Nicholas Dagen Bloom


On his book Public Housing That Worked: New York in the Twentieth Century

Cover Interview of May 17, 2009

A close-up

Anybody interested in social policy should take a look at Chapters 11 and 12 in the book.  These chapters show that New York’s housing managers faced and overcame many of the same social challenges that destroyed public housing in cities elsewhere—welfare concentration, crime, vandalism, etc.  These chapters indicate that it wasn’t luck that kept New York’s towers alive, but the application of decent management practices even as the challenges mounted.  During the most troubled years of the New York City Housing Authority, the 1970s and 1980s, employees still collected rents, mopped hallways, picked up trash, repaired elevators, arrested criminals, replaced broken windows, and cleaned graffiti—and they do so today.

rorotoko.comVladeck Houses on New York City’s Lower East Side.  Photo Nicholas Bloom.

New York’s public housing, both then and now, may not have been the utopia housing advocates dreamed up in the 1930s.  But most people are surprised by how well kept New York’s public housing is, especially in light of all the negative press coverage public housing attracts.  The buildings and grounds in New York are regularly maintained and the apartments much loved by long-term residents.  Public housing in many other cities, meanwhile, has been completely abandoned by government officials.

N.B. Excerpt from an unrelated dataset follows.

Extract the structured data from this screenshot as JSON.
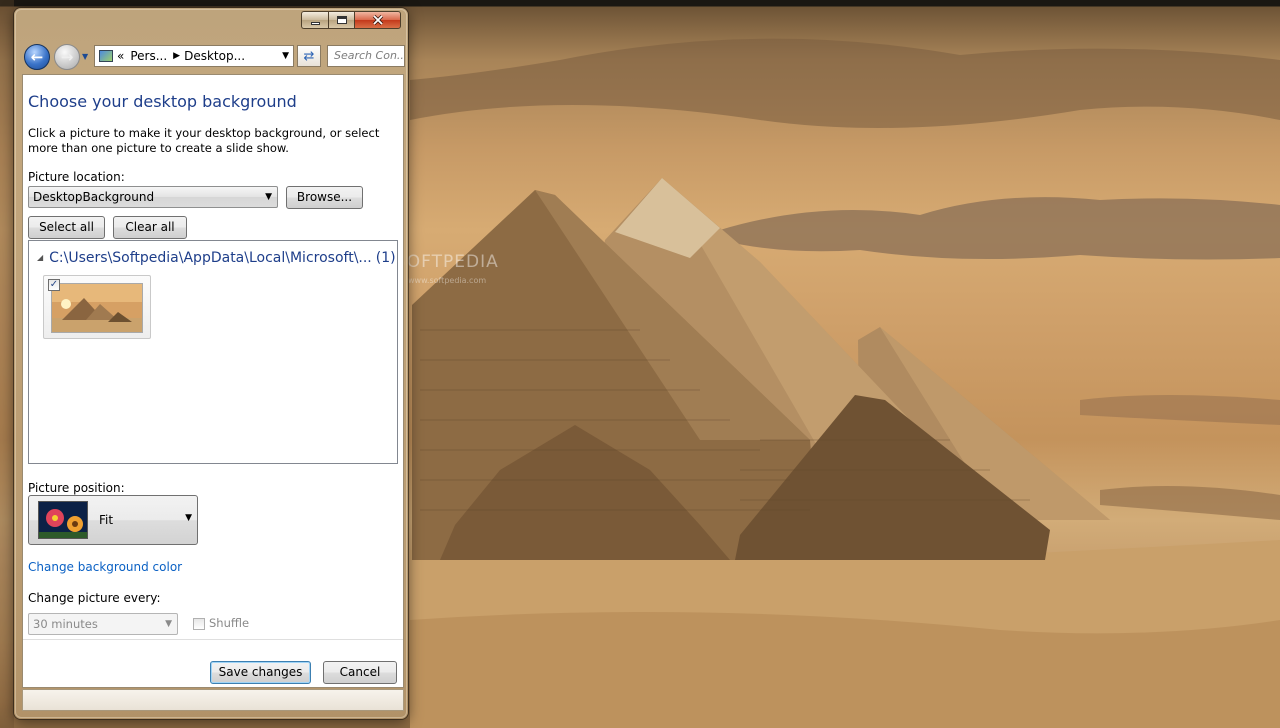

Those who would abandon the poor by arguing that nothing can be done for them should consider the strategies of control and maintenance that, while not always popular or soft-hearted, kept public housing alive in New York.  The old fashioned, often paternalistic, system of control pursued in New York has pretty progressive outcomes: lots of cheap housing for working people in one of the country’s most expensive cities.